We still hadn’t checked the bags, and when we did we found that most of the weight consisted not of cloves but of leaves and twigs. Then I helped carry the sacks out to the back verandah for the cleaning process to begin, and it occurred to me that either I’d grown a lot stronger in the past few hours or the sacks didn’t weigh as much as we’d paid for. So out came the bathroom scales, whose main use hitherto has been checking the extent to which we’ve exceeded our hold baggage allowance on planes. Since you can’t read the scale with a sack of cloves (or a suitcase) on it, the method is to weigh (a) you holding said sack or suitcase (b) you on your own. Then subtract (b) from (a). Simples! And at this point we discovered that the chicken farmer’s scales were inaccurate, and not just by a bit but were registering nearly twice the actual weight. Double whammy. And we would advise the general public against purchases from our neighbour – needless to say, Trading Standards is a concept unknown in Sri Lanka.
The initial cleaning process took four of us two days. After the twigs and leaves have been removed the individual cloves have to be separated (they come in bunches). Only at this point can the drying begin. Our one stroke of luck was unbroken sunshine for the four more days it took to dry them out on the lawn. And of course the drying process shrinks the weight even further. Here are some cloves drying next to a clothes drier For goodness’ sake, please give over with these bloody puns!
Martin, ever the optimist like all Sri Lankans, says that if we hang on to the crop until June rather than selling it now, we’ll get over a thousand rupees a kilo. Which, according to my reckoning, will come to a little less than we paid the charlatans who picked it, not to mention the immense amount of time taken by us and our staff to get the goods into saleable condition. Or maybe I should just invest in clove futures. No, I wasn’t born yesterday, but probably the day before.

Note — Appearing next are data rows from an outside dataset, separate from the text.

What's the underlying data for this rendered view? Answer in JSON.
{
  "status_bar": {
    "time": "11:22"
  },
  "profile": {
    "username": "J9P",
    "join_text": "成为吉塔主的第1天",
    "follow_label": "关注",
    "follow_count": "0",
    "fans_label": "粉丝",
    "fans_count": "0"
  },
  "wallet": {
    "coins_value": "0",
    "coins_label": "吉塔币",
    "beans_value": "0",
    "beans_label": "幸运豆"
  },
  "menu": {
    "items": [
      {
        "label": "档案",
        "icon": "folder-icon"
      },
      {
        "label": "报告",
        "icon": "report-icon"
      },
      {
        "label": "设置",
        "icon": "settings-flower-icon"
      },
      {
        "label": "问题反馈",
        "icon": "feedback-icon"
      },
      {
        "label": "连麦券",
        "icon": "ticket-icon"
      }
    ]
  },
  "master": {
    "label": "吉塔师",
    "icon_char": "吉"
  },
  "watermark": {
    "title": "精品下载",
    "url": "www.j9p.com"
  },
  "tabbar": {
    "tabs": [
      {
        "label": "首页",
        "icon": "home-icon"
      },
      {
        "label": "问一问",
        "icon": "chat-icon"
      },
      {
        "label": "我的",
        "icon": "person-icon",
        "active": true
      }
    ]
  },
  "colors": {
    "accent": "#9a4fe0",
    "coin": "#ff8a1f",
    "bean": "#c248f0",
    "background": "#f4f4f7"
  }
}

Postscript: Coronavirus-related panic buying in Sri Lanka. Panic buying is a cross-cultural phenomenon, stupid idiots not being associated with any one culture. But it can take different forms. In Sri Lanka the items of choice include turmeric and coriander seeds, both of which the locals seem convinced can cure COVID-19. Saves a lot on developing expensive vaccines. doesn’t it? And it occurs to me that if I can convince enough people that cloves also cure the dreaded disease we could turn our misfortune into a goldmine. Sadly, I do retain some principles of decency, though.